I have said before that things happen for a reason and I firmly believe that.  It is not possible to comprehend and/or understand why these things occur.  In September, I started blogging, for the first time in my life.  I had tried it a bit before, but it wasn’t right and I gave up after a few entries.  This time, for whatever reason, it was right.

Everyone mourns a unique, special way.  We need to be respectful of that and, as in most cases in life, non-judgmental, something most of us have an issue with.  I see in my family that we are all in mourning.  No one has died, thank goodness, but a part of our lives has.  We can no longer go on and expect that everything in certain areas is going to be all right.  There is a new paradigm here and we all need to acknowledge it.  In my family, I see that each individual has reacted differently, some pulling inward, some expressing visible anger, some taking charge and becoming energized with things to do to clear things up so we can move on.  It is hard when we all come together because we might, full well, knock heads.  We cannot afford that reaction as we have to be on the same page.

I was very upset during the family dinner (on the evening of the day when we learned of the addiction) when emotions pretty much got out of hand and we “lost it” for a moment.  I was distinctly upset because I actually had a handle on it and it seemed like I wasn’t being heard.  I was being heard, but it was a delayed reaction of sorts.  It was very hard to take.  Again, now in retrospect, I realize that we all have to deal with things as our minds dictate and that often it is beyond our control.

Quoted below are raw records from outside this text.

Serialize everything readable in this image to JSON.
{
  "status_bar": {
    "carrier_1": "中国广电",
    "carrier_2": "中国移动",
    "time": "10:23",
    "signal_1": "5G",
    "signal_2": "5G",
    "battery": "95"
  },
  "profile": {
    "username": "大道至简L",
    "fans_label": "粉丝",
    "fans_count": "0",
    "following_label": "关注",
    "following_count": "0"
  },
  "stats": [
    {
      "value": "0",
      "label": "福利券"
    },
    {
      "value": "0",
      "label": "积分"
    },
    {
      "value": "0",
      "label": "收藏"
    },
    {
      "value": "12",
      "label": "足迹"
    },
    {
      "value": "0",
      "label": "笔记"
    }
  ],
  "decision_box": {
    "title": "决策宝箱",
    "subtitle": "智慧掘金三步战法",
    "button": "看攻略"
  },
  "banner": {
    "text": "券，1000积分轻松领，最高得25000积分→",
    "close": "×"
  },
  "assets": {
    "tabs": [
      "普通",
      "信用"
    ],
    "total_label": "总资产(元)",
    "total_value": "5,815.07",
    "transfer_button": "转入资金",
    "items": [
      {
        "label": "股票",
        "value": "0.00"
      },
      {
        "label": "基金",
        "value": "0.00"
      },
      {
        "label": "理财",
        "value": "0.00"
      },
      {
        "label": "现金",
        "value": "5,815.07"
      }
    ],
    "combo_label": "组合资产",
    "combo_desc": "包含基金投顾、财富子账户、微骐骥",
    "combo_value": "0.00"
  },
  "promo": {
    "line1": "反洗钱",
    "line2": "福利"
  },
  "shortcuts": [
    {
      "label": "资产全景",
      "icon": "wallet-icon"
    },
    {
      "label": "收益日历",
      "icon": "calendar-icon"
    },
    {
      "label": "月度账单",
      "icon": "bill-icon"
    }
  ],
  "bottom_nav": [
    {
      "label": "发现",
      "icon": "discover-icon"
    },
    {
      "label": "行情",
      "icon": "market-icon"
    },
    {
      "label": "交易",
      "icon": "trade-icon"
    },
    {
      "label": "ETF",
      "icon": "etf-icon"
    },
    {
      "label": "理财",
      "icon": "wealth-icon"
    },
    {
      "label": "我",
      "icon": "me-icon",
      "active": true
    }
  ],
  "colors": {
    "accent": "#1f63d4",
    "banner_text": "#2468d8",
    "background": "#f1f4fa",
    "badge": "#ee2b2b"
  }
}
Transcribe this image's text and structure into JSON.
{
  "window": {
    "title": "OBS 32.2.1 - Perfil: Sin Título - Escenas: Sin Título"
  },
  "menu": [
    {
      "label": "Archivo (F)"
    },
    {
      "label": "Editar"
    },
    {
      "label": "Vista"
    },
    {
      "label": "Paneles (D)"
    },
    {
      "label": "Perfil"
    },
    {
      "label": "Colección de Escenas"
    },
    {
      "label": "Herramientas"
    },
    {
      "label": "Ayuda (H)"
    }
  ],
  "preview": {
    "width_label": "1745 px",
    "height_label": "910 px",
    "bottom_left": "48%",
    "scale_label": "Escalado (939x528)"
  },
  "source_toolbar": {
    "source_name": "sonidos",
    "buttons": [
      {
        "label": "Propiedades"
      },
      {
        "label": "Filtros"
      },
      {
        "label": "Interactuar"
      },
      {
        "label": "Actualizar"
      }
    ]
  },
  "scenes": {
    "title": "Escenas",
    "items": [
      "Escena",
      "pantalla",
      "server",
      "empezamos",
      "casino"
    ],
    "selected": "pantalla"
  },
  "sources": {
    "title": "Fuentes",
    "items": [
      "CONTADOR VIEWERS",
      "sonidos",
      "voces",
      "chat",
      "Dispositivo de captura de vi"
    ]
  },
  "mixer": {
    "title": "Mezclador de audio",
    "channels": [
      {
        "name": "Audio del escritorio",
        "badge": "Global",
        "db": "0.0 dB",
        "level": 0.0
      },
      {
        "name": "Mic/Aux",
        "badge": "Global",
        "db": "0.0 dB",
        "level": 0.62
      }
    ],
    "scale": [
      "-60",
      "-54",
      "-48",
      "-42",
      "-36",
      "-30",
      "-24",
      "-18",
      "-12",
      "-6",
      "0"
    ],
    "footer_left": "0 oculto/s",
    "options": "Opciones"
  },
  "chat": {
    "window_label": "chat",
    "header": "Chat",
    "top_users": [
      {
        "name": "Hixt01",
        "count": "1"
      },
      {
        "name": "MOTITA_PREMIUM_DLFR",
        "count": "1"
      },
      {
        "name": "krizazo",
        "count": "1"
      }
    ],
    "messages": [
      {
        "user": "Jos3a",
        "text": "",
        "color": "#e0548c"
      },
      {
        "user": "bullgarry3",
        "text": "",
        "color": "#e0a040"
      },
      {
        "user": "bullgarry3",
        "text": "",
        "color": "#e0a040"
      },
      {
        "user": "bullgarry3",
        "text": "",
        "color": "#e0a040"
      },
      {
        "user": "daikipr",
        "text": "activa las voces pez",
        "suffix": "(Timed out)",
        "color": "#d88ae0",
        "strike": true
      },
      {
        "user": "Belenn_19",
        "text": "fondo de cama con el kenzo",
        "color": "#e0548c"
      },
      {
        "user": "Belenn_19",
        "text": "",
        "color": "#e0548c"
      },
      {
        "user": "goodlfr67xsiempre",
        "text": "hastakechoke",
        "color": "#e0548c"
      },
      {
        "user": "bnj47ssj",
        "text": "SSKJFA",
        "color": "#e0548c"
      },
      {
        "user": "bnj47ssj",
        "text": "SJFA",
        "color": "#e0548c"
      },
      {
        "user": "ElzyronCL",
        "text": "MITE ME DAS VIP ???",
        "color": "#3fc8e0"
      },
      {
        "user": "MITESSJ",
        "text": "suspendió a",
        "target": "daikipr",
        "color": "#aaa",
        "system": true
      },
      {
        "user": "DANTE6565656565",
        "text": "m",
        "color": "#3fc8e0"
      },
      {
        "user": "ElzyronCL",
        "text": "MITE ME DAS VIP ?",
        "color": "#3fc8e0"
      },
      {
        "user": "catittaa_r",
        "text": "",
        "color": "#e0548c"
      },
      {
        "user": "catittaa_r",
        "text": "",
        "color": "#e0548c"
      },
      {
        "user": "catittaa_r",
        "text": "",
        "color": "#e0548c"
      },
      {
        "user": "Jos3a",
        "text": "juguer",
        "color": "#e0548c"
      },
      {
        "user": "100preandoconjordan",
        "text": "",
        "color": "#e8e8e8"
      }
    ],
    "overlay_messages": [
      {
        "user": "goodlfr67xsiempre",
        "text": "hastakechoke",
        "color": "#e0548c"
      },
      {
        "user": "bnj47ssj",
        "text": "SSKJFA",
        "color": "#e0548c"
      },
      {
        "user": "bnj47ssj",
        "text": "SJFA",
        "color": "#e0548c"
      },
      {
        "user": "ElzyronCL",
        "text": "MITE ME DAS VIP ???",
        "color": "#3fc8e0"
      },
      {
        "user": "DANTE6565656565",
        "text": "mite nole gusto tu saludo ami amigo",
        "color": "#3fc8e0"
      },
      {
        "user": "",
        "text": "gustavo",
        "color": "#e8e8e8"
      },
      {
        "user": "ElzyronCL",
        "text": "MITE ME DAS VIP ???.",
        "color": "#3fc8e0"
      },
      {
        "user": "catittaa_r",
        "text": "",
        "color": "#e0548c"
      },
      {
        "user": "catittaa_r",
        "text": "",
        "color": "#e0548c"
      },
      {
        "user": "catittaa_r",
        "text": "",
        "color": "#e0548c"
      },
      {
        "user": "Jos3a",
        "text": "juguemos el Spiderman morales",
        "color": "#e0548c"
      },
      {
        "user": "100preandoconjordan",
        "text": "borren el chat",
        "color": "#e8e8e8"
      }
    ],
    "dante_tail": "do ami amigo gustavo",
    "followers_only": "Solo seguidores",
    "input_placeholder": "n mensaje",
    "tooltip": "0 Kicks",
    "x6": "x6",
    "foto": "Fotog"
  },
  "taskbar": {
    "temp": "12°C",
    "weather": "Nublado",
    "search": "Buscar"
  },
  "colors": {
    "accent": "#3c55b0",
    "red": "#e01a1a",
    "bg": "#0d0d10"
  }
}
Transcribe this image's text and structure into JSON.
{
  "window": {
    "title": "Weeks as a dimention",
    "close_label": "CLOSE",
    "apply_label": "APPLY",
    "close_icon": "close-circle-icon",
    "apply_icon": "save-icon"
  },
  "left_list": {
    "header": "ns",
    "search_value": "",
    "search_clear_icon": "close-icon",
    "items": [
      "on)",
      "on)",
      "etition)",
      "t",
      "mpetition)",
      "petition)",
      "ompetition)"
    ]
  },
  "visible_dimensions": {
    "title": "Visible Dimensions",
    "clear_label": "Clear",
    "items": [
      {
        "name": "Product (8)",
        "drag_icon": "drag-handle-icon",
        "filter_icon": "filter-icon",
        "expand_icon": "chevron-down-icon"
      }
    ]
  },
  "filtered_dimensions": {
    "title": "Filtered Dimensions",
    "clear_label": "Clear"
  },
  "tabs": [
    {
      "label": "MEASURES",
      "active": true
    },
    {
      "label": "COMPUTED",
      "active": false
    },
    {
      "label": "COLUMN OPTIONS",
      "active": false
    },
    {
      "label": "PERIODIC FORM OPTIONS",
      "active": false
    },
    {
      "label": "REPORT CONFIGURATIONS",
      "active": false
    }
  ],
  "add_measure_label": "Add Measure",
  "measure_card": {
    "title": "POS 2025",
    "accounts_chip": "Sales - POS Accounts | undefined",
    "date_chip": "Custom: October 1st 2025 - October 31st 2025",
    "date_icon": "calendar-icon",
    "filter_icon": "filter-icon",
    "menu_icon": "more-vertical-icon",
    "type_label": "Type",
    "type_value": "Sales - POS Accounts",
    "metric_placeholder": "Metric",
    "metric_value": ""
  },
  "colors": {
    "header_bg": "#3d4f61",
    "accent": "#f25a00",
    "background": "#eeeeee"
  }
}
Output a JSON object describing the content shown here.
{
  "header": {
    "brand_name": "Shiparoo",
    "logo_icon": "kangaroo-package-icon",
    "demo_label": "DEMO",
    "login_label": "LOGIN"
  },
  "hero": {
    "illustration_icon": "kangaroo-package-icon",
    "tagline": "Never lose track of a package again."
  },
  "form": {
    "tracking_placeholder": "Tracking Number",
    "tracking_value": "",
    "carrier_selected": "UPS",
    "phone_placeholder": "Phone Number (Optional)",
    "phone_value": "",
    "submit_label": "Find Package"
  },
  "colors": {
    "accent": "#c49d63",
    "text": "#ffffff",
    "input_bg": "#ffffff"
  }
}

I feel that things are coming together in a good way.  We have a long voyage ahead.  If one were to see me silently sobbing here as I write this, tears falling down my face, it might be a total surprise as I seem to be ‘in control.’  It is a momentary lapse and it is okay.  This isn’t the last time I shall feel like this.

Digression seems to be my modus operandi and I have gotten away from my original thought about blogging.  I am convinced that somehow I was mentally preparing for all of this when I started writing in September.  Something told me that this would be something of solace and catharsis for me and hopefully for my family members as well, if they are not angry at me for attempting to point out how they were reacting to all of this as we passed through it.  It is interesting that the word “catharsis” is actually on my home page.  We are all scared as we muddle through this, hoping that we make good decisions and choices and that their ramifications are good.   I am truly hoping that my youngest will read this at some point in time and try to get a better handle on how we felt as we went on this journey with him and hoped and prayed that he would recover and go into remission.